Assessment of a contingency reduction
 It is well established that consideration of a contingency reduction in the notice period is appropriate in the context of a notice period that is not yet close to expiring when judgment is given.
 In an appropriate case, the notice period may be reduced to mitigate the possibility of double recovery. Gray J. addressed this issue in Luchuk v. Starbucks Coffee Canada Inc., 2016 BCSC 830 (CanLII) at paras. 46-51 and observed:
 Wrongful dismissal cases are awkward, because the claim arises when the individual has been dismissed without reasonable notice, and then there is a bit of a race. Naturally the person who was dismissed would prefer to have an award from the Court and then afterwards get a job, because they would have a windfall, in the sense of receiving income from two sources representing the same time period. Naturally the defense would prefer that the plaintiff had found a job before the court hearing, because if the plaintiff has replaced the employment with another job, then he or she will not have suffered the loss of their entire employment income for the notice period. This tension is always present in wrongful dismissal cases, and it is something that the Court has to be mindful of.
 The reduction is driven by the court’s assessment of the likelihood that the plaintiff, exercising reasonable diligence, will obtain alternate employment before the notice period would have expired. It is therefore relevant to consider the length of the unexpired portion of the notice period and the likelihood that the plaintiff will obtain employment that would be have to be taken into account, in mitigation of his damages, if the trial had taken place later.
 Where a reduction is warranted, the cases cited by counsel all involved reductions of one or two months.
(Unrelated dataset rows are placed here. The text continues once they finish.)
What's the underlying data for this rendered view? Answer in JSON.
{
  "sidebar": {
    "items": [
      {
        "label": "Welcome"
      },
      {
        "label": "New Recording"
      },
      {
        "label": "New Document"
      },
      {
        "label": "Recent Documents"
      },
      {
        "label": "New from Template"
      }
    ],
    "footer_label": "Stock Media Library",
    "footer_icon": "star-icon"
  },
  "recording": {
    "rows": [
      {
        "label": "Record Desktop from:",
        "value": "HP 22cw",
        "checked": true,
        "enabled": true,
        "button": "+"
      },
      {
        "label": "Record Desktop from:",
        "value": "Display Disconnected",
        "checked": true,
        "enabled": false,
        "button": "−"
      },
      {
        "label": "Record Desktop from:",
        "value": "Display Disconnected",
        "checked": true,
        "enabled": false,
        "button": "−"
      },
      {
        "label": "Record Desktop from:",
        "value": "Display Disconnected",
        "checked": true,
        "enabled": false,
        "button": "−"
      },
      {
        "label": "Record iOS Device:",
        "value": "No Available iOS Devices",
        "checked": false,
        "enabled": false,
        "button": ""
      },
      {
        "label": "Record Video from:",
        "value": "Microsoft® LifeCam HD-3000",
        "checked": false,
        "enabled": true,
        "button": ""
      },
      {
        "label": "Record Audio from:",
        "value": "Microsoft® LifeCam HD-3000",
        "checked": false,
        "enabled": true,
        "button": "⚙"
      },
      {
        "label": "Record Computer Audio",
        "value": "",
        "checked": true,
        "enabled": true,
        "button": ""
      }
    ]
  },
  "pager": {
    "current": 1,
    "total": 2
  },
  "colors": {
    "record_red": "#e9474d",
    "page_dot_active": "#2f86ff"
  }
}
In Luchuk, the case was decided five months into an 18 month notice period, and Gray J. reduced the notice period by one month to reflect the contingency. In Earl v. Canada Bread Company, Limited, 2007 BCSC 1574 (CanLII), the case was decided four months into a 17 month notice period and Ehrcke J. reduced the notice period by two months to reflect the contingency.
 In this case, the matter is being decided four months into a 16 month notice period. Absent a contingency reduction, the notice period still has approximately a year to run. While Mr. Spalti faces substantial obstacles in his search for alternate employment, I have already noted that I do not think they are insurmountable. It is possible that he will find work within the notice period that pays significantly less than he was earning with MDA, and partially mitigate his loss in that way. In my judgment, a two month contingency is appropriate.